Frequently remind student in a variety of ways of important tasks, expectations, or deadlines

Social Skills: Students with ADHD may have difficulty exhibiting appropriate social skills in one or more settings. This may be the result of underdeveloped social skills, lack of experience/exposure, shyness, intimidation, behavior disorders, or low self-esteem. This can affect the

student's ability to adhere to conduct standards, work effectively with teachers, or interact with peers or family.

Behavior at school:

To reduce incidents of inappropriate behavior, thoroughly review and instruct on school rules with the student                                                                                      Do not penalize during the learning curve
Provide concrete examples to explain inappropriate behavior
Provide concrete examples to explain results of inappropriate behavior
To reinforce appropriate behavior, recognize and reward appropriate behavior, in an appropriate manner

Working effectively with staff:

Provide detailed day-to-day guidance and feedback
Offer positive reinforcement
Provide clear expectations and the results of not meeting expectations
Give assignments verbally, in writing, or both, depending on what would be most beneficial to the student                                                                                            Establish long term and short term goals for the student
Adjust supervisory method by modifying the manner in which conversations take place, meetings are conducted, or discipline is addressed                                           Provide sensitivity training to promote disability awareness



Interacting with peers:

Provide sensitivity training to promote disability awareness
If feasible, allow student to work at home or in an alternate environment                Help student "learn the ropes" by providing a mentor or coach
Make accommodations for attendance or participation under specific circumstances
Allow student flexibility to transfer to another group or seating area
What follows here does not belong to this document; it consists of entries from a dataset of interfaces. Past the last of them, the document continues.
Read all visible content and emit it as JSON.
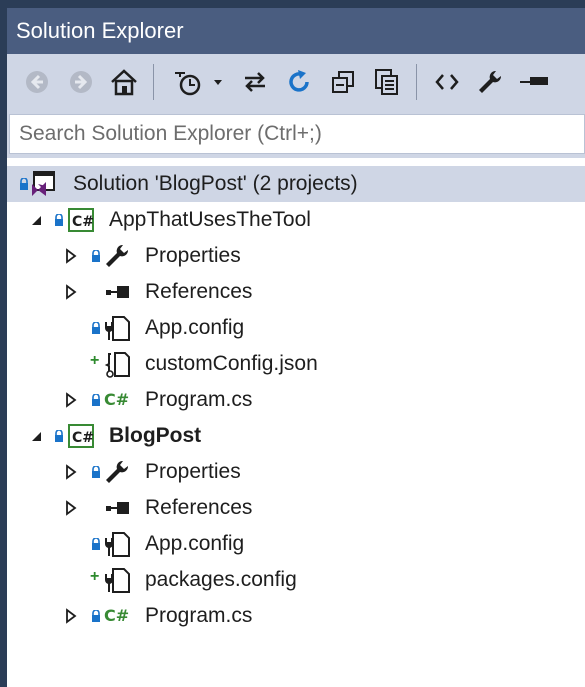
{
  "window": {
    "title": "Solution Explorer"
  },
  "toolbar": {
    "icons": [
      "back-arrow-icon",
      "forward-arrow-icon",
      "home-icon",
      "pending-changes-filter-icon",
      "sync-with-active-document-icon",
      "refresh-icon",
      "collapse-all-icon",
      "show-all-files-icon",
      "view-code-icon",
      "properties-icon",
      "preview-selected-items-icon"
    ]
  },
  "search": {
    "placeholder": "Search Solution Explorer (Ctrl+;)"
  },
  "tree": {
    "solution": {
      "label": "Solution 'BlogPost' (2 projects)"
    },
    "project1": {
      "label": "AppThatUsesTheTool",
      "items": [
        {
          "label": "Properties"
        },
        {
          "label": "References"
        },
        {
          "label": "App.config"
        },
        {
          "label": "customConfig.json"
        },
        {
          "label": "Program.cs"
        }
      ]
    },
    "project2": {
      "label": "BlogPost",
      "items": [
        {
          "label": "Properties"
        },
        {
          "label": "References"
        },
        {
          "label": "App.config"
        },
        {
          "label": "packages.config"
        },
        {
          "label": "Program.cs"
        }
      ]
    }
  },
  "colors": {
    "titlebar": "#4a5d80",
    "toolbar": "#cfd6e5",
    "accent_blue": "#1a73c9",
    "csharp_green": "#388a34"
  }
}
Situations and Solutions:

For lecture setting:

Provide hard copies of notes for student to follow along                                         Have student use a tape recorder or micro recorder
Use of a laptop or similar device
Create a quieter, less distracting seating
Provide a detailed syllabus to give student ample time to prepare and complete assignments

For test taking:

Quiet environment                                                                                                    Extended time
Computer administered test
Provide responses orally to a proctor or tape record


Use environmental soothers or white noise to cover noise of surroundings                                      Diminish visual and auditory distractions                                                                 Frequent use an electronic aid or non-verbal cue to remind student to get back on task
Allow short movement breaks

Girl Playing Baseball

2006 Claudia Lowe, SENC  ......  adapted from www.jan.wvu.edu